(Given information begins)

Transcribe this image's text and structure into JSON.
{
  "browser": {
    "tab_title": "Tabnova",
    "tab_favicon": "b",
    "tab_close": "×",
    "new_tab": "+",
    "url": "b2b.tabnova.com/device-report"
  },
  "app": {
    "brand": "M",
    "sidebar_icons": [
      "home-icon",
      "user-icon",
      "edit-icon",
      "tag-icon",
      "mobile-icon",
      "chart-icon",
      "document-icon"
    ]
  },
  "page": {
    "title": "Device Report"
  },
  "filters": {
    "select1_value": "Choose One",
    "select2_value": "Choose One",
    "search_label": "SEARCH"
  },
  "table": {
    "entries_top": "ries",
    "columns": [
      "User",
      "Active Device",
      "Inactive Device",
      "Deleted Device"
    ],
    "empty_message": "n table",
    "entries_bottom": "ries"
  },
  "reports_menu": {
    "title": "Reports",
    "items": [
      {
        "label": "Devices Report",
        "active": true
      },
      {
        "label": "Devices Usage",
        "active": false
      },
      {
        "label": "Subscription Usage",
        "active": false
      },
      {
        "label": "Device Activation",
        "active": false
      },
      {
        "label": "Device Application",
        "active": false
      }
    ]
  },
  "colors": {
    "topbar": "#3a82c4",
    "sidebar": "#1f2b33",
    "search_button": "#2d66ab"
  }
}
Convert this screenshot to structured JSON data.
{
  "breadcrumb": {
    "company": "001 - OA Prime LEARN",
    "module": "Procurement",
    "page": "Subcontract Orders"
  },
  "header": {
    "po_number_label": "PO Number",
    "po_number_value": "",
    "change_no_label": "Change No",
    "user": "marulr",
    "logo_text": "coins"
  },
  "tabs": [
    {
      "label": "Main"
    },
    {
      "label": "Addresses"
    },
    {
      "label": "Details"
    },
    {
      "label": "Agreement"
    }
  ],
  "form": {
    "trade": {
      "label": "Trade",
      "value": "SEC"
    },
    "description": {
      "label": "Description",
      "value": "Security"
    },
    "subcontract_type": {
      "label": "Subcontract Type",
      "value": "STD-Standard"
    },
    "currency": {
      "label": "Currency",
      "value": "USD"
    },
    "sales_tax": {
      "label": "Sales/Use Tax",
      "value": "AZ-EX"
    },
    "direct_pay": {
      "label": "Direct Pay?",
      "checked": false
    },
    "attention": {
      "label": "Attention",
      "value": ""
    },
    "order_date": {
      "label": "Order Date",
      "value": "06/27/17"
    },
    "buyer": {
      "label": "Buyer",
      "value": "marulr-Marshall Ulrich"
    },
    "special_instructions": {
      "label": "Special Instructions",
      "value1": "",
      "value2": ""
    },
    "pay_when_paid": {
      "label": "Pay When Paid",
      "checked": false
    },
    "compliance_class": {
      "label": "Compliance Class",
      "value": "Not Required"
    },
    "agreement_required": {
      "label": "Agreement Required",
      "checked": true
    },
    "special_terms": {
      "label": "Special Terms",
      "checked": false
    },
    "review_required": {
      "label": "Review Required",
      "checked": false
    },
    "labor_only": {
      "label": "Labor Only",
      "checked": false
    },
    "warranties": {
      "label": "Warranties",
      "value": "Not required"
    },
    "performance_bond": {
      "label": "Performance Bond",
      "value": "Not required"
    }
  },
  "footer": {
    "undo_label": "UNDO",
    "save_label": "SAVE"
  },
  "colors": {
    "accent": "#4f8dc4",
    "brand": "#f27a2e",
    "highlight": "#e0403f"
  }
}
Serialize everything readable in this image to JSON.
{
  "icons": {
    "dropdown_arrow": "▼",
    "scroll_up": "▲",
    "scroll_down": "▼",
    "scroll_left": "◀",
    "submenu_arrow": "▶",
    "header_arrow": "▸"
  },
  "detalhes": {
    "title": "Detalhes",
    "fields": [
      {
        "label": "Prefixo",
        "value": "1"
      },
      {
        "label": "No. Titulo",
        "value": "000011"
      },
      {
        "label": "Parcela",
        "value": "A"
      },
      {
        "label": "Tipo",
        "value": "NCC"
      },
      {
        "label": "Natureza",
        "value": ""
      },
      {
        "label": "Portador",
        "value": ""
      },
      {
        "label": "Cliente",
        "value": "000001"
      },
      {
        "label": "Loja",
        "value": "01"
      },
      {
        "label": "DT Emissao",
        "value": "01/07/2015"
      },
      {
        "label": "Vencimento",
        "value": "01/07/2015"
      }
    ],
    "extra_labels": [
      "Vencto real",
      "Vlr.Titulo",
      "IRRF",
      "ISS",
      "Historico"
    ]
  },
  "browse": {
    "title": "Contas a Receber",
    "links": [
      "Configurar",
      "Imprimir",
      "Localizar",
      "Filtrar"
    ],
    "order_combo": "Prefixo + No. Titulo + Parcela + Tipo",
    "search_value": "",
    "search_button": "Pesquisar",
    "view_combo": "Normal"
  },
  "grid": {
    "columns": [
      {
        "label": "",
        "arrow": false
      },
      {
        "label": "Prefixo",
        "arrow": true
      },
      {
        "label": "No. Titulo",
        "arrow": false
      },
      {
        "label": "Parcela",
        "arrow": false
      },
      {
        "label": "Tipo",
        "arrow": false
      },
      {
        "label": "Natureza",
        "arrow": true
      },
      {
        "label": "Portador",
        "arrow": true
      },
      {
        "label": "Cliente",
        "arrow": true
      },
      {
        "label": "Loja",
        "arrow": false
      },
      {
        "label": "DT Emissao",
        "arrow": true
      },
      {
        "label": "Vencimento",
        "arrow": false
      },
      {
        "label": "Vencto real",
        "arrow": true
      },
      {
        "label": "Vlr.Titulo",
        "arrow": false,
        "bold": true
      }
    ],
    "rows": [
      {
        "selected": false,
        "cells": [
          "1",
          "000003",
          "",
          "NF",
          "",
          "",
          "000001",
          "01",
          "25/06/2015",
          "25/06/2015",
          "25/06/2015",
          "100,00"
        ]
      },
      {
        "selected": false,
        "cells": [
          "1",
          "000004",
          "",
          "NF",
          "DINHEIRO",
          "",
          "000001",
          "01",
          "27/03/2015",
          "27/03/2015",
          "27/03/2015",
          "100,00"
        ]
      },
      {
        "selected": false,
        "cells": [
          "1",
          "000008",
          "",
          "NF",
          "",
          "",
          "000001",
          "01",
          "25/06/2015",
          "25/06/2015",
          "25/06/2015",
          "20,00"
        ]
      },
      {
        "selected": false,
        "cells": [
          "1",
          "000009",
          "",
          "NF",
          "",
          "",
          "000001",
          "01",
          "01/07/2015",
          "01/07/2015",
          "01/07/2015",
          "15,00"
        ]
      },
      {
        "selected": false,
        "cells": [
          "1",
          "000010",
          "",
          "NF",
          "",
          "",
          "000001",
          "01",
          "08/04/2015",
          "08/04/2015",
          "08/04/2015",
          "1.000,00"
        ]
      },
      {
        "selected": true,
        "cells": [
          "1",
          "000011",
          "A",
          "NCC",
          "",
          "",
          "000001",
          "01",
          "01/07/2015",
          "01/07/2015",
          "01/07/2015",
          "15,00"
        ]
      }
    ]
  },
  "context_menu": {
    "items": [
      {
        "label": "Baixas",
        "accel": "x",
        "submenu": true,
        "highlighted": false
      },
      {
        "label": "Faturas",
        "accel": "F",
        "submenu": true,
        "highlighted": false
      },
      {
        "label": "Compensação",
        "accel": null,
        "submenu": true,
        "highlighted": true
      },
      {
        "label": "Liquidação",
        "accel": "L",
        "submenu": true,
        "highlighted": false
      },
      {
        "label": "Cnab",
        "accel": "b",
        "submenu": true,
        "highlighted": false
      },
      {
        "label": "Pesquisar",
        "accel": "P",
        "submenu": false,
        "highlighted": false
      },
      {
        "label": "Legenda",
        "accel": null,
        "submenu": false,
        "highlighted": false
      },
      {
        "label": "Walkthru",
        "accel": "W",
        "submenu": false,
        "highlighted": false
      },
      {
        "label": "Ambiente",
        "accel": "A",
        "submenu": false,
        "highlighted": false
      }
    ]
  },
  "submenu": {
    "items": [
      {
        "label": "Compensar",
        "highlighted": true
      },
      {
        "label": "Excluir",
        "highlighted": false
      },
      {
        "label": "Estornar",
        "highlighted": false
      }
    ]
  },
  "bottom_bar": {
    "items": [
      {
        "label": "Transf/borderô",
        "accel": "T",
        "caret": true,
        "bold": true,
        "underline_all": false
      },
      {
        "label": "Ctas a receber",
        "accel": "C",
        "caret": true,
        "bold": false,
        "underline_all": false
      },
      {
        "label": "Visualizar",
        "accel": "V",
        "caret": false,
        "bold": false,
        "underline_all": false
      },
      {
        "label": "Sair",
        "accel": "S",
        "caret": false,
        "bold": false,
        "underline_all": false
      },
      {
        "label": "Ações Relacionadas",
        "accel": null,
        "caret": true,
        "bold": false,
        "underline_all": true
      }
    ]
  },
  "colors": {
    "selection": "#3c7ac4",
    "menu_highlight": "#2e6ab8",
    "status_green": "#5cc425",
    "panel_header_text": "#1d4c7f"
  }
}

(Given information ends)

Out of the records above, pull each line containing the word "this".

Transcribe this image's text and structure into JSON.
Convert this screenshot to structured JSON data.
Serialize everything readable in this image to JSON.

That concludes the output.